AK & MM: Because of the major contribution of the building sector in GHG emission, we would like to see all buildings smart and energy-efficient, and net-zero emissions in the future. With the advancement of technologies, the building sector is moving toward designing smart buildings. Also, governments are investing in finding low-efficient buildings and renovating them to reduce emissions. However, all these goals need a better understanding of buildings and their long-term impact on climate conditions. We would like to see Planete GreenLeaves, as an urban digital twin platform, can provide such information in the next few years and help city-planers, companies, and citizens with better and efficient decision-making.

CM: What are some of the biggest challenges you find with regards to retrofitting or sustainable building design?

AK & MM: Considering a single building and providing a retrofitting solution won’t clarify the impact of retrofitting or sustainable building design on the urban environment as a whole, and climate change. The major challenge is finding the impact of such actions on bigger scales, such as a whole city or country. These types of investigations are complicated and expensive, so they are still at the research stage. But our main goal in Planete GreenLeaves is to bring these academic works to real life.

Furthermore, Ali and Mohammad/Planete Greenleaves (PG) have had conversations with companies about the benefits of PG and these conversations highlight other challenges. When speaking to a popular, Montreal-based insurance firm, the company had no idea about building retrofitting. They explained that using their platform — using, for example, long term weather forecasting data and using some optimized retrofitting strategy — PG could tell the company how much energy and money they could save, and how much they could really impact our environment. Unfortunately, as was the case here, they see that companies are sometimes not willing to make the necessary investment.

In this line of work, who are the people you wish would listen to you the most and what would you want to tell them?

AK & MM: Our services will directly impact every single person in a city and all homeowners. But additionally, we would like other groups, such as policymakers, urban planners, and the governments, to be aware of our work and benefit from that.

In our interview, Ali added that they had a meeting with someone in real estate and they didn’t consider energy and building retrofitting in their projects. Therefore, they saw the gap as an opportunity where these two sectors can come together and share their expertise to design more net zero energy buildings.

What’s a fun fact about you that not many people know about you both?

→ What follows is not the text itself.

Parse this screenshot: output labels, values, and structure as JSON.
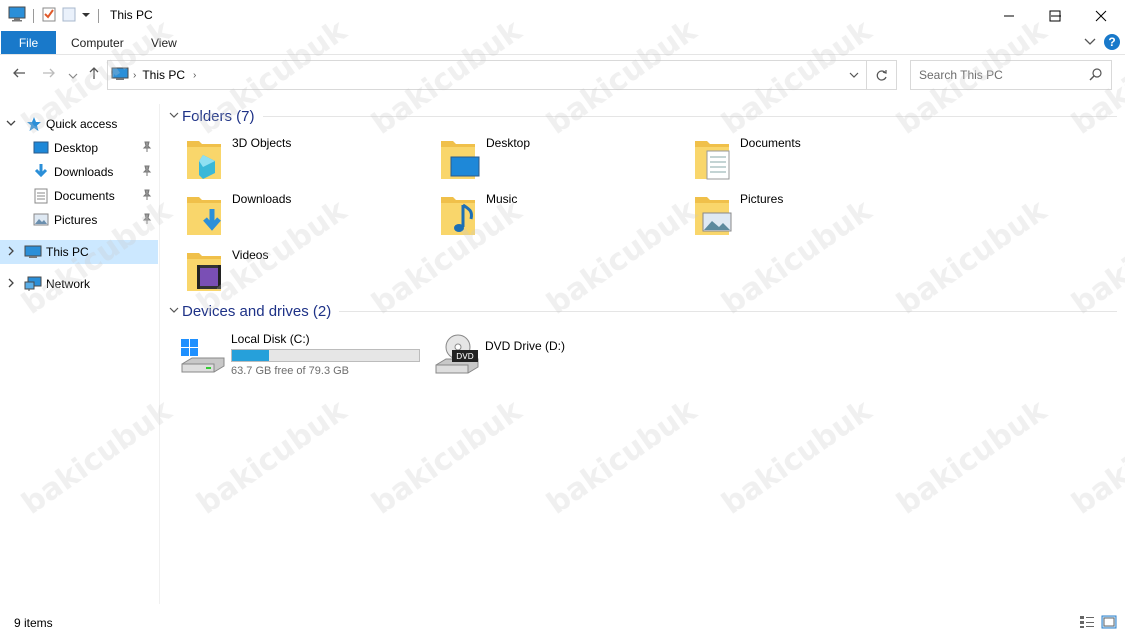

AK & MM: We both love football, and we use every opportunity to play football. A funny story about Mohammad is that he is a very good football player, and when he was a junior B.Sc. student, he won the first champion for his department, aerospace engineering. After this championship, his teammates called him Pele because of his resemblance to the legendary football player Pele. And after almost 15 years, even here in Montreal, his friends still call him Pele.

CM: What is something you would say to those who have never heard of an environmental hackathon, or think hackathons in general, and believe they are only for programmers?

AK & MM: Environmental hackathons are great opportunities for those who are interested in solving environmental problems. Many researchers or students with skills such as programming have some ideas to use their expertise in solving real-life problems, but they don’t know how to start. Participating in hackathons is a good start for them to get to know other people in their field, and present and grow their ideas by forming a group with other people with different expertise.